Michael Harris writes noir’s descent into darkness better than anyone else I know. A lot of people can write dark characters in varying shades of too-often cliched and flawed fatalities. But no one quite manages to draw the likeable, decent-if-only-they-weren’t-slightly-too-broken-to-be-decent characters that Harris does, with their tenuous grip on their identity and their thoughts and their lives and their homes and their jobs. The aging men whose pasts are full of ghosts, who have been pushed past their personal line in the sand though you’re never quite sure when that happened. They probably don’t know either, just that it happened back then — childhood maybe. The relationship with their father maybe, their time in prison, Vietnam. They are so vulnerable to that slight, final nudge that will send them circling into a colorful and richly detailed spiral into hell itself, both of psyche and circumstance.
You ache with their vulnerability.

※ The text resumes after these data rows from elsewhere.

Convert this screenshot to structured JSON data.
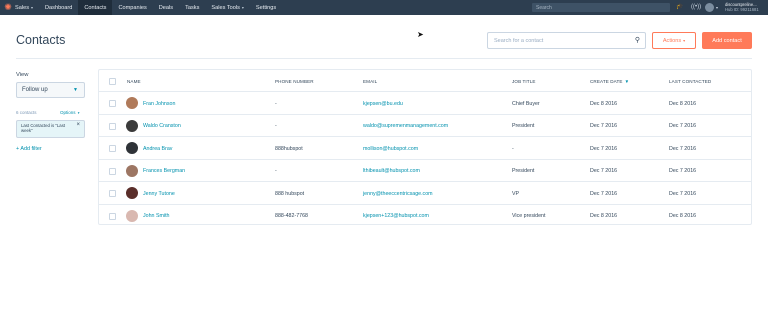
{
  "topnav": {
    "items": [
      {
        "label": "Sales",
        "dropdown": true
      },
      {
        "label": "Dashboard",
        "dropdown": false
      },
      {
        "label": "Contacts",
        "dropdown": false,
        "active": true
      },
      {
        "label": "Companies",
        "dropdown": false
      },
      {
        "label": "Deals",
        "dropdown": false
      },
      {
        "label": "Tasks",
        "dropdown": false
      },
      {
        "label": "Sales Tools",
        "dropdown": true
      },
      {
        "label": "Settings",
        "dropdown": false
      }
    ],
    "search_placeholder": "Search",
    "account_name": "discountpreline...",
    "hub_id": "Hub ID: 99211681"
  },
  "header": {
    "title": "Contacts",
    "search_placeholder": "Search for a contact",
    "actions_label": "Actions",
    "add_label": "Add contact"
  },
  "sidebar": {
    "view_label": "View",
    "view_selected": "Follow up",
    "contact_count": "6 contacts",
    "options_label": "Options",
    "filter_text": "Last Contacted is \"Last week\"",
    "add_filter_label": "Add filter"
  },
  "table": {
    "columns": [
      "NAME",
      "PHONE NUMBER",
      "EMAIL",
      "JOB TITLE",
      "CREATE DATE",
      "LAST CONTACTED"
    ],
    "rows": [
      {
        "name": "Fran Johnson",
        "phone": "-",
        "email": "kjepsen@bu.edu",
        "job": "Chief Buyer",
        "created": "Dec 8 2016",
        "last": "Dec 8 2016",
        "avatar_color": "#b07a5a"
      },
      {
        "name": "Waldo Cranston",
        "phone": "-",
        "email": "waldo@supremenmanagement.com",
        "job": "President",
        "created": "Dec 7 2016",
        "last": "Dec 7 2016",
        "avatar_color": "#3b3b3b"
      },
      {
        "name": "Andrea Brav",
        "phone": "888hubspot",
        "email": "mollison@hubspot.com",
        "job": "-",
        "created": "Dec 7 2016",
        "last": "Dec 7 2016",
        "avatar_color": "#2f3338"
      },
      {
        "name": "Frances Bergman",
        "phone": "-",
        "email": "lthibeault@hubspot.com",
        "job": "President",
        "created": "Dec 7 2016",
        "last": "Dec 7 2016",
        "avatar_color": "#9d7663"
      },
      {
        "name": "Jenny Tutone",
        "phone": "888 hubspot",
        "email": "jenny@theeccentricsage.com",
        "job": "VP",
        "created": "Dec 7 2016",
        "last": "Dec 7 2016",
        "avatar_color": "#5a2e2a"
      },
      {
        "name": "John Smith",
        "phone": "888-482-7768",
        "email": "kjepsen+123@hubspot.com",
        "job": "Vice president",
        "created": "Dec 8 2016",
        "last": "Dec 8 2016",
        "avatar_color": "#d9b8b0"
      }
    ]
  },
  "colors": {
    "nav_bg": "#2d3e50",
    "accent": "#ff7a59",
    "link": "#0091ae",
    "text": "#33475b"
  }
}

You ache too, with the pain they inflict, on themselves and on others. There are no good guys and bad guys, only guys who are trying to be good in spite of everything, and those who gave up a long time ago.

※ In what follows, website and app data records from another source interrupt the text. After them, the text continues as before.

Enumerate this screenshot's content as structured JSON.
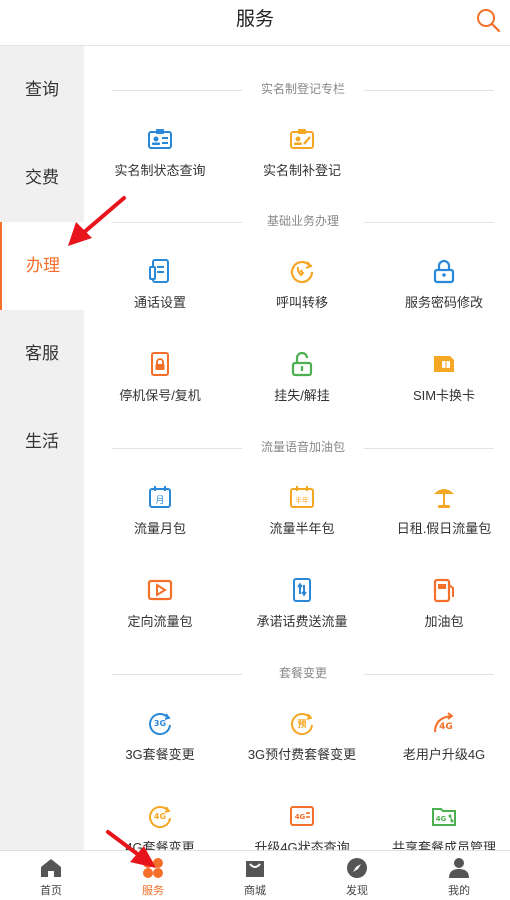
{
  "header": {
    "title": "服务"
  },
  "sidebar": {
    "items": [
      {
        "label": "查询"
      },
      {
        "label": "交费"
      },
      {
        "label": "办理",
        "active": true
      },
      {
        "label": "客服"
      },
      {
        "label": "生活"
      }
    ]
  },
  "sections": [
    {
      "title": "实名制登记专栏",
      "items": [
        {
          "label": "实名制状态查询",
          "icon": "id-card-icon"
        },
        {
          "label": "实名制补登记",
          "icon": "id-card-edit-icon"
        }
      ]
    },
    {
      "title": "基础业务办理",
      "items": [
        {
          "label": "通话设置",
          "icon": "phone-settings-icon"
        },
        {
          "label": "呼叫转移",
          "icon": "call-forward-icon"
        },
        {
          "label": "服务密码修改",
          "icon": "lock-icon"
        },
        {
          "label": "停机保号/复机",
          "icon": "phone-lock-icon"
        },
        {
          "label": "挂失/解挂",
          "icon": "unlock-icon"
        },
        {
          "label": "SIM卡换卡",
          "icon": "sim-card-icon"
        }
      ]
    },
    {
      "title": "流量语音加油包",
      "items": [
        {
          "label": "流量月包",
          "icon": "calendar-month-icon"
        },
        {
          "label": "流量半年包",
          "icon": "calendar-half-year-icon"
        },
        {
          "label": "日租.假日流量包",
          "icon": "beach-umbrella-icon"
        },
        {
          "label": "定向流量包",
          "icon": "play-icon"
        },
        {
          "label": "承诺话费送流量",
          "icon": "phone-data-icon"
        },
        {
          "label": "加油包",
          "icon": "fuel-icon"
        }
      ]
    },
    {
      "title": "套餐变更",
      "items": [
        {
          "label": "3G套餐变更",
          "icon": "3g-refresh-icon"
        },
        {
          "label": "3G预付费套餐变更",
          "icon": "prepaid-icon"
        },
        {
          "label": "老用户升级4G",
          "icon": "4g-upgrade-icon"
        },
        {
          "label": "4G套餐变更",
          "icon": "4g-refresh-icon"
        },
        {
          "label": "升级4G状态查询",
          "icon": "4g-status-icon"
        },
        {
          "label": "共享套餐成员管理",
          "icon": "folder-share-icon"
        }
      ]
    }
  ],
  "bottom_nav": [
    {
      "label": "首页",
      "icon": "home-icon"
    },
    {
      "label": "服务",
      "icon": "services-icon",
      "active": true
    },
    {
      "label": "商城",
      "icon": "shopping-bag-icon"
    },
    {
      "label": "发现",
      "icon": "compass-icon"
    },
    {
      "label": "我的",
      "icon": "user-icon"
    }
  ],
  "colors": {
    "accent": "#f46f2a",
    "blue": "#2a88d8",
    "orange": "#f5a623",
    "green": "#4caf50",
    "annotation": "#e8141b"
  }
}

His novella Where Desert Rivers Die exemplifies this.
…is there no end to the blood in the world? He dabs at the nicks with toilet paper, all the while thinking of the toilet itself and the drain in the floor. They pull at him, like Death Valley. Like all those sinks where desert rivers go to die.

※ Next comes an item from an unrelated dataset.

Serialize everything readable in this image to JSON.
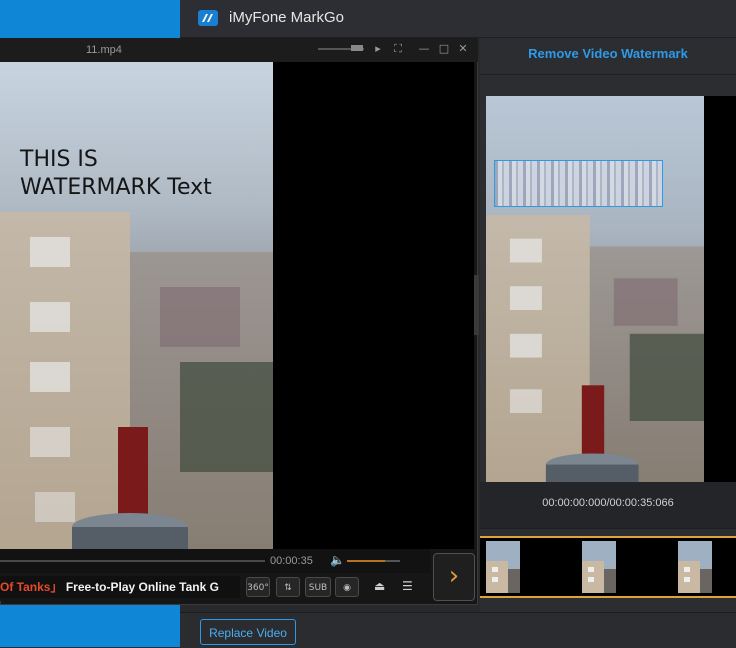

You see? Down.
This is slightly lighter fare than The Chieu Hoi Saloon, which we were proud to publish in the Switchblade imprint. That is a long, brilliant and brooding book that builds like a thunderstorm to the finale. It envelops you. Desert Rivers does too, but its length means it is more of a flash and a thrill ride across California up to Colorado, where the point of no return has already been reached before you start and you are already racing towards an uncertain finish. You and Warren both are just waiting for the crash. This is a book you will finish in an evening, but that will linger on with you for a long time. It is a book that means something.
All this praise aside, I love both novel and novella even more when they are set alongside what is perhaps the most beautiful, exquisite novella I have ever read, and that is Canyon. Also by Michael Harris, not yet available anywhere I don’t think except through a request to the author. A novella of childhood. A novella of wonder.
But all of his work has wonder in it.